There are questions that we can ask God that are unanswerable. It is not that we stump Him, it is that we do not have the framework or sufficient knowledge to understand the answer.  In Isaiah, it says,
“For My thoughts are not your thoughts, Nor are your ways My ways,” declares the LORD. “For as the heavens are higher than the earth, So are My ways higher than your ways And My thoughts than your thoughts. Isaiah 55:8-9.
While our thoughts may be significantly higher than a child's, the difference between God's thoughts and our thoughts is infinintly greater.  As Christians, we have to be willing to live with the realization that God will not explain everything to us. And we should appreciate that fact because a God who was completely understandable would not be worthy of worship.

Not that God does not want us to ask questions; faith is not irrational.  God can handle all of our questions; we just cannot handle all the answers.  It can be uncomfortable, but it is a matter of faith to be willing to continue the journey without necessarily understanding.    

Sunday, July 3, 2011

Wrinkles As An Honorable Insignia

"As for wrinkles--Pshaw!
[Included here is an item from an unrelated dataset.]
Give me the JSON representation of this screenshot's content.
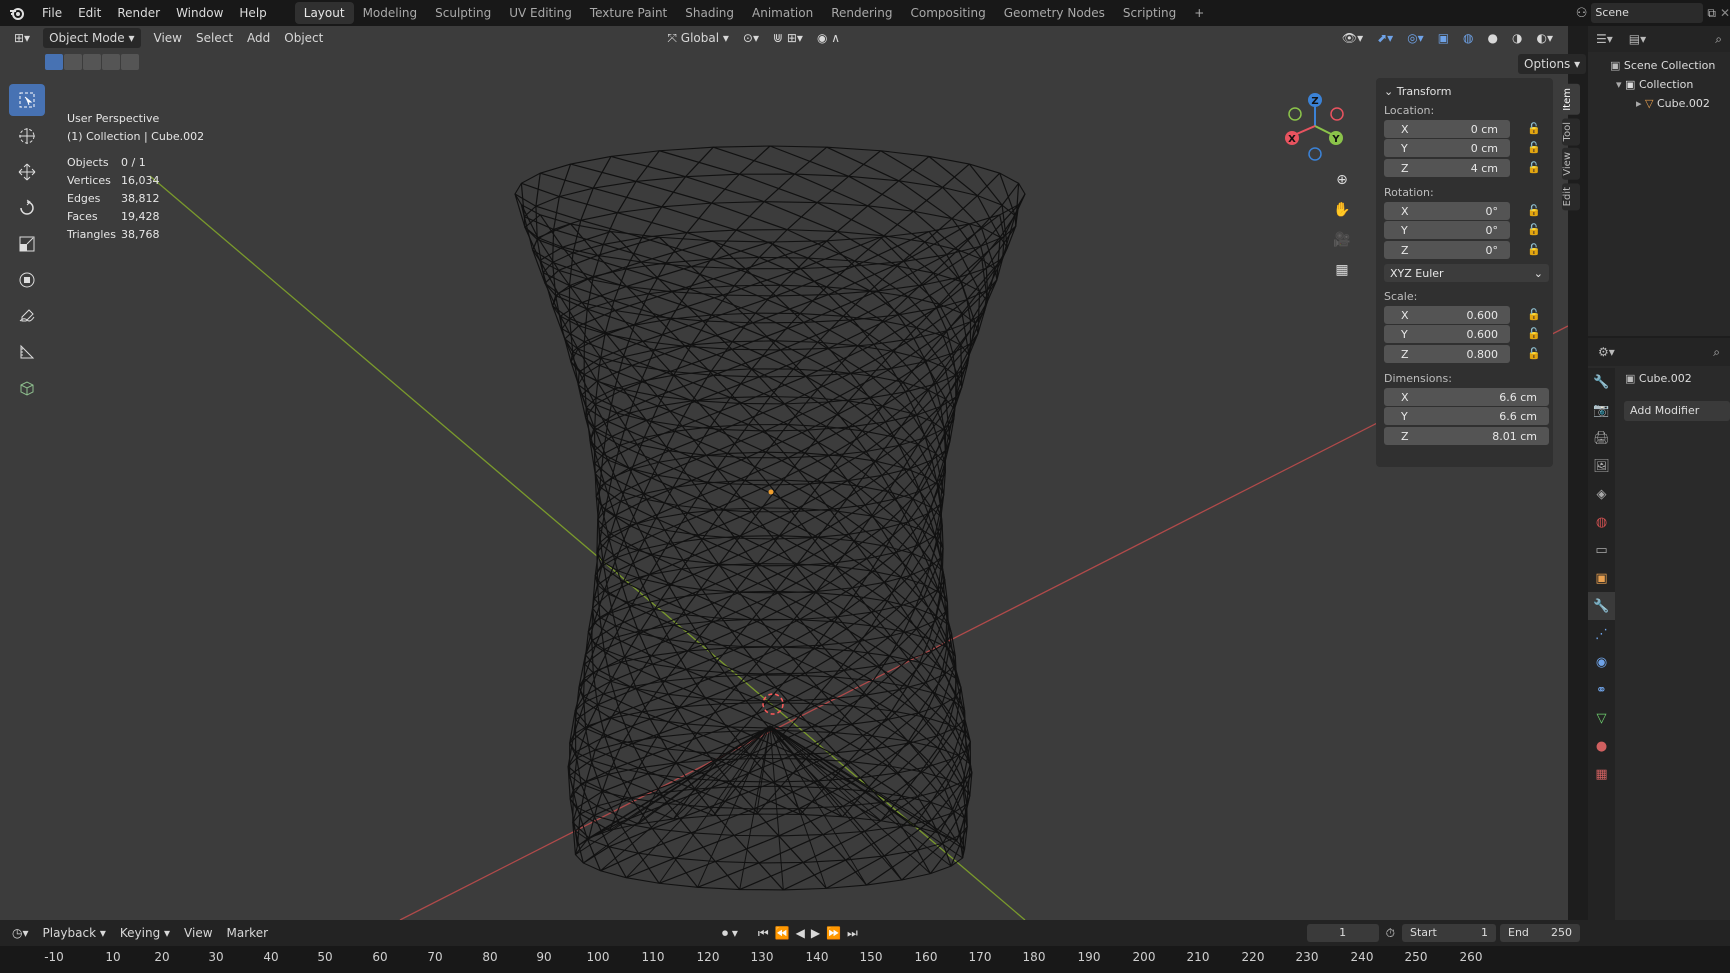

Why shouldn't we have wrinkles? Honorable insignia of long service in this warfare." C.S. Lewis, Letters to an American Lady

The wrinkles, bruises and gray hair from this life are honorable badges of service to our God.  Proverbs 16:31 states, "A gray head is a crown of glory; it is found in the way of righteousness."  On the path of righteousness we are going to be bloodied, bruised, and wrinkled.  Mature Christians are those who, to the world, might look a little tattered around the edges.
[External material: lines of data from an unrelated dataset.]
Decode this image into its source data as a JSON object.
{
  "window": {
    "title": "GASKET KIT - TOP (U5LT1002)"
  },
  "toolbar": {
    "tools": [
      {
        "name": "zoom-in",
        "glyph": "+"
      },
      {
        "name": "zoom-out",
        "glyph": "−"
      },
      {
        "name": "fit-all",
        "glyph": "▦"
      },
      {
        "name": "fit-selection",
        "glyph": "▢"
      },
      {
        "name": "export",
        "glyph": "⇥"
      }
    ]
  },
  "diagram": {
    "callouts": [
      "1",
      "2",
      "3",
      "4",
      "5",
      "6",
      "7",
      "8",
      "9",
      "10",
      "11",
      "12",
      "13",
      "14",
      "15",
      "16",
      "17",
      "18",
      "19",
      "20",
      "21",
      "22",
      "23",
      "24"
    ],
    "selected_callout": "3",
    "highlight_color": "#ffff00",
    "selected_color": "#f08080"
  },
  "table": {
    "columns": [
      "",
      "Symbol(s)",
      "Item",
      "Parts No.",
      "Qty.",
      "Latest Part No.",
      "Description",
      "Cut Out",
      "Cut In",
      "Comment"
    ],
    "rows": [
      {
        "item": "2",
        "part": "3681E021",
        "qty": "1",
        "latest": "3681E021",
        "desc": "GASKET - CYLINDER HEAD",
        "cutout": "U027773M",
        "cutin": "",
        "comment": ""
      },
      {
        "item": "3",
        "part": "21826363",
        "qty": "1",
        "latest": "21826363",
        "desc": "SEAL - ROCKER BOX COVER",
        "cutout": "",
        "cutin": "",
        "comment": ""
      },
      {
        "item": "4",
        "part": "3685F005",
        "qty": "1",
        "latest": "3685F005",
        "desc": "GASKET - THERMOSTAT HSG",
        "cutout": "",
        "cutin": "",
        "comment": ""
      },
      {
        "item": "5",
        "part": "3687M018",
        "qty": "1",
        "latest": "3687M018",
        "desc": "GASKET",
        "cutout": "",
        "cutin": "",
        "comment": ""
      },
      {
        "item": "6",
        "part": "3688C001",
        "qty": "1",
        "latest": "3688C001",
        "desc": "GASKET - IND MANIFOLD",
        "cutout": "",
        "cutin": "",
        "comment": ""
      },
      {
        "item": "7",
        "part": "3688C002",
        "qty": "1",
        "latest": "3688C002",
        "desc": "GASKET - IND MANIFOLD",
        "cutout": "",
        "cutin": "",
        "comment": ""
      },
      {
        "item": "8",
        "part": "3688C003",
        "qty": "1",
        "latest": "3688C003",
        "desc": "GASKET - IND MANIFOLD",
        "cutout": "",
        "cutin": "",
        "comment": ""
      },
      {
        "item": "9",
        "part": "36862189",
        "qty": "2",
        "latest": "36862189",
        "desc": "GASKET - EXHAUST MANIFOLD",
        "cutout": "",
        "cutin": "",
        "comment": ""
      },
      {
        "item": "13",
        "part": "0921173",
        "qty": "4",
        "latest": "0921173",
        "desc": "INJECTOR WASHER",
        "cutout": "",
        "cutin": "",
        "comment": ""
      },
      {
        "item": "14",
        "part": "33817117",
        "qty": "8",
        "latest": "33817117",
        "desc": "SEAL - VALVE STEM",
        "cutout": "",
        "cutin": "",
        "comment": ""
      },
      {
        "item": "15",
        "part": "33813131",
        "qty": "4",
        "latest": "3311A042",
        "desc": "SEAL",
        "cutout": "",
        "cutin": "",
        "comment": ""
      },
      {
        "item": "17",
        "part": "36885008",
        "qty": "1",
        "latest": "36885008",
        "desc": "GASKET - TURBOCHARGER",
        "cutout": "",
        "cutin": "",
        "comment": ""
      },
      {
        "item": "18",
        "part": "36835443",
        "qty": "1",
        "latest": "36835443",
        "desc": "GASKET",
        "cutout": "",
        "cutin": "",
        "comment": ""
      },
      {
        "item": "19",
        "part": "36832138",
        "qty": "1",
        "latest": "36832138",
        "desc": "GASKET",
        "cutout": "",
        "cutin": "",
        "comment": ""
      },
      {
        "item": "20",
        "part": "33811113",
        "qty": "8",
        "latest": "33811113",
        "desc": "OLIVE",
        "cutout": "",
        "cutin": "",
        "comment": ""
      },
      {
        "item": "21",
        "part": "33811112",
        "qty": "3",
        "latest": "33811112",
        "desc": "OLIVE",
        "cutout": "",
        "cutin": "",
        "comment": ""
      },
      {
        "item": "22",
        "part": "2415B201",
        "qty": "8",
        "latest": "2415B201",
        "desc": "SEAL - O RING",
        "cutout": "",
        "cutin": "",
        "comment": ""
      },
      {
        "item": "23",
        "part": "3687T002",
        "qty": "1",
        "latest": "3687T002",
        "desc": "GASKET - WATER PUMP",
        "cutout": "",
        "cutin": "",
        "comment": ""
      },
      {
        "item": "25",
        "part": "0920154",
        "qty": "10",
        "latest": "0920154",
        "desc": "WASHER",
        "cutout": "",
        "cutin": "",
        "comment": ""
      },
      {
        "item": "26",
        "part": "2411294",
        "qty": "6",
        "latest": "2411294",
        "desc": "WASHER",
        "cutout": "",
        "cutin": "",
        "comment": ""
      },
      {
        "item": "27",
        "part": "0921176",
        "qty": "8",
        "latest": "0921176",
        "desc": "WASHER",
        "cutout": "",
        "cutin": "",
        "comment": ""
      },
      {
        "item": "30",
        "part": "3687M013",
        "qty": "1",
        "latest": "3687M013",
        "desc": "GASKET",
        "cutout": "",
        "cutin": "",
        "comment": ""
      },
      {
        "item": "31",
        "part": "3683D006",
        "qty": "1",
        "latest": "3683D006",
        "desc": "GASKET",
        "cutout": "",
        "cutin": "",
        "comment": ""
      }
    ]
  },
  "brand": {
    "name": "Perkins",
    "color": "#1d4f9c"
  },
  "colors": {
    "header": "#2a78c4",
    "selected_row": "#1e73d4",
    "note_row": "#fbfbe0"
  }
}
Our society tends to denigrate the elderly, to view them as useless and a burden.  The Biblical model, however, is exactly the opposite.  We are told to respect our elders and that the elderly are a fountain of knowledge.  Deep knowledge, authentic truth is often only learned through adversity, and this adversity causes us to wrinkle, or to gray, or to be bruised.
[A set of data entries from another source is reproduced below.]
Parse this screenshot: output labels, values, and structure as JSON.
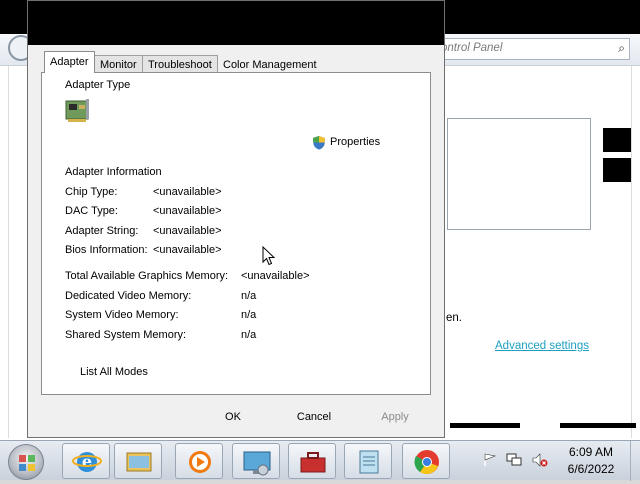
{
  "background_window": {
    "search_placeholder": "ontrol Panel",
    "visible_text_fragment": "en.",
    "advanced_settings_link": "Advanced settings"
  },
  "dialog": {
    "tabs": [
      {
        "label": "Adapter",
        "selected": true
      },
      {
        "label": "Monitor",
        "selected": false
      },
      {
        "label": "Troubleshoot",
        "selected": false
      },
      {
        "label": "Color Management",
        "selected": false
      }
    ],
    "adapter_type_heading": "Adapter Type",
    "properties_button": "Properties",
    "adapter_info_heading": "Adapter Information",
    "adapter_info": [
      {
        "label": "Chip Type:",
        "value": "<unavailable>"
      },
      {
        "label": "DAC Type:",
        "value": "<unavailable>"
      },
      {
        "label": "Adapter String:",
        "value": "<unavailable>"
      },
      {
        "label": "Bios Information:",
        "value": "<unavailable>"
      }
    ],
    "memory_info": [
      {
        "label": "Total Available Graphics Memory:",
        "value": "<unavailable>"
      },
      {
        "label": "Dedicated Video Memory:",
        "value": "n/a"
      },
      {
        "label": "System Video Memory:",
        "value": "n/a"
      },
      {
        "label": "Shared System Memory:",
        "value": "n/a"
      }
    ],
    "list_all_modes_button": "List All Modes",
    "ok_button": "OK",
    "cancel_button": "Cancel",
    "apply_button": "Apply",
    "apply_enabled": false
  },
  "taskbar": {
    "items": [
      "internet-explorer-icon",
      "windows-explorer-icon",
      "media-player-icon",
      "display-settings-icon",
      "toolbox-icon",
      "notepad-icon",
      "chrome-icon"
    ],
    "tray_icons": [
      "action-center-flag-icon",
      "network-icon",
      "volume-muted-icon"
    ],
    "clock_time": "6:09 AM",
    "clock_date": "6/6/2022"
  },
  "colors": {
    "link": "#20a0c0",
    "dialog_bg": "#f0f0f0",
    "disabled_text": "#8a8a8a"
  }
}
C.S. Lewis's quote, however, is important on another level.  Does God care what we look like on the outside.  I am not saying we should completely ignore our appearance; however, we must always keep it in the proper perspective.  God is much more worried about the condition of our hearts than He is about the wrinkles around my eyes.  Perhaps, right now, you are feeling dried up and wrinkly.  Perhaps right now you are bruised and battered by life.  Try to look at your blemishes as badges.  He has a purpose for your wrinkles.  As it says in Proverbs, it is part of the path to righteousness.

Saturday, July 2, 2011

In Defense of Childishness

"When I became a man I put away childish things, including the fear of childishness and the desire to be very grown up." C.S. Lewis, On Three Ways of Writing for Children.
We spend our childhood wanting and striving to become adults; we spend our adults lives trying to become more adult and responsible.  It is a shame really.  Children are incredible.  The Bible is explicit that are faith is to be like that of a little child.  But what does that mean?  What does a childlike faith look like?

Children are:

1.  More trusting:  Children have to learn not to trust.  As we age, we become steadily less willing to trust.  Which makes it harder to trust God; to always trust that He has our best interests in mind and good plans for us.  We have suffered too many disappointments, we cannot simply allow ourselves to trust that deeply anymore.  "Lord, I want to trust You like a child."

2.  More forgiving:  We mess up with children all the time, yet, have you noticed how quick they are to forgive us?  They do not have any of that built up resentment.  As soon as I say I am sorry, I am forgiven in their eyes.  "Lord, I want to be quick to forgive like a child."

3. Full of wonder:  Everything is new to a child; the smallest things are amazing.  We become too jaded; we take too much for granted.  There is nothing new or exciting.  Too often we have "lost our first love."  "Lord, fill me with the wonder of who You are."

I need to be more like a child, more trusting, more forgiving, and full of wonder.  I am going to stop striving and actually try and walk backwards.  Will you join me?